I came across a neat 10-page essay by Calvino in his book Why Read the Classics? It's called "Ovid and Universal Contiguity" and explores some of the reasons the material is grouped the way it is and how he varies the rhythm of his narrative with various patterns and POV devices. It might be worth a look if you can get the book in your libe.
As for the Graiai, Janet and I heard John Barth read at Queens College from his book Chimera when it was published in 1972. He read (brilliantly) from the tale called "Perseid" (a novella)--the scene in which Perseus confronts the sisters and the sleight of hand that takes place with the eye, the tooth, etc. There's also a "Bellerophoniad" in the same book. Might also be worth a look.
Monday, September 5, 2011
τὸ δὲ μόρσιμον οὐ παρφυκτόν,—ἀλλ᾽ἔσται χρόνος
οὗτος, ὃ καί τιν᾽ ἀελπτίᾳ βαλὼν
ἔμπαλιν γνώμας τὸ μὲν δώσει, τὸ δ᾽ οὔπω.What is fated cannot be escaped. But that time will come,
striking unexpectedly, and give one thing beyond all expectation,
and withhold another.
Sunday, September 4, 2011
. . . of outstanding beauty, his sixteen years unimpaired, enhanced by his rich robes, wearing his military cloak of Tyrian purple, fringed with gold. A gold collar ornamented his neck, and a curved coronet his myrrh-drenched hair. He was skilled at piercing anything with the javelins he launched, however distant, but was even more skilled at shooting with the bow. While he was bending the pliant tips in his hands, Perseus struck him, with a log that had been smouldering in the middle of the altar, and shattered his face to splintered bone. (All translations from Kline).
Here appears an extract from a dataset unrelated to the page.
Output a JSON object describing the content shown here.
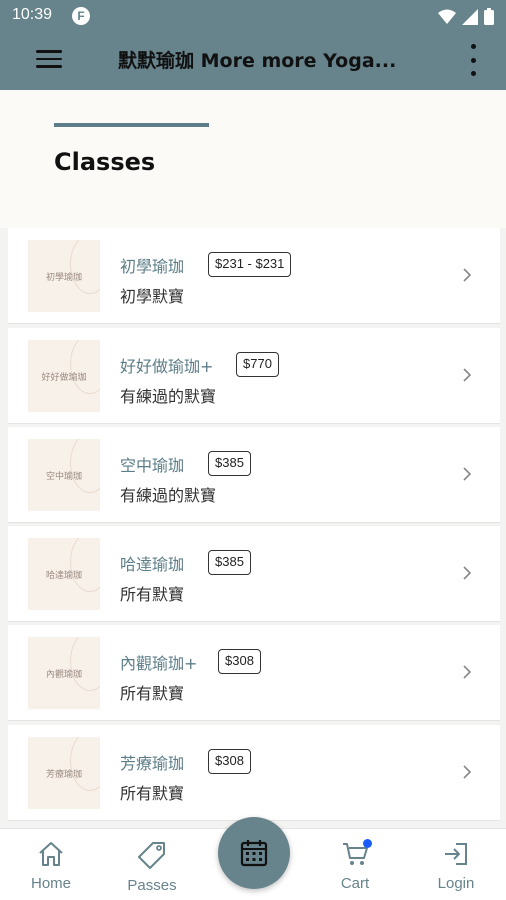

One very old man, Emathion, was there who upheld justice, and feared the gods. He stepped forward, and since his age prevented him fighting, he warred in words, cursing their sinful weapons. Chromis decapitated him with his sword, as he clung to the altar with trembling hands, and the head fell straight on to the hearth, and there the half living tongue still uttered imprecations, and its life expired in the midst of the flames.
Pelates, from the banks of Cinyps, tried to take the bar from the left door, and, while attempting to do so, his right hand was transfixed by the spear of Corythus, from Marmarica, and pinned to the wood. Abas pierced him in the side as he was fastened there, and he did not fall, but hung there, dying, from the post to which his hand was nailed.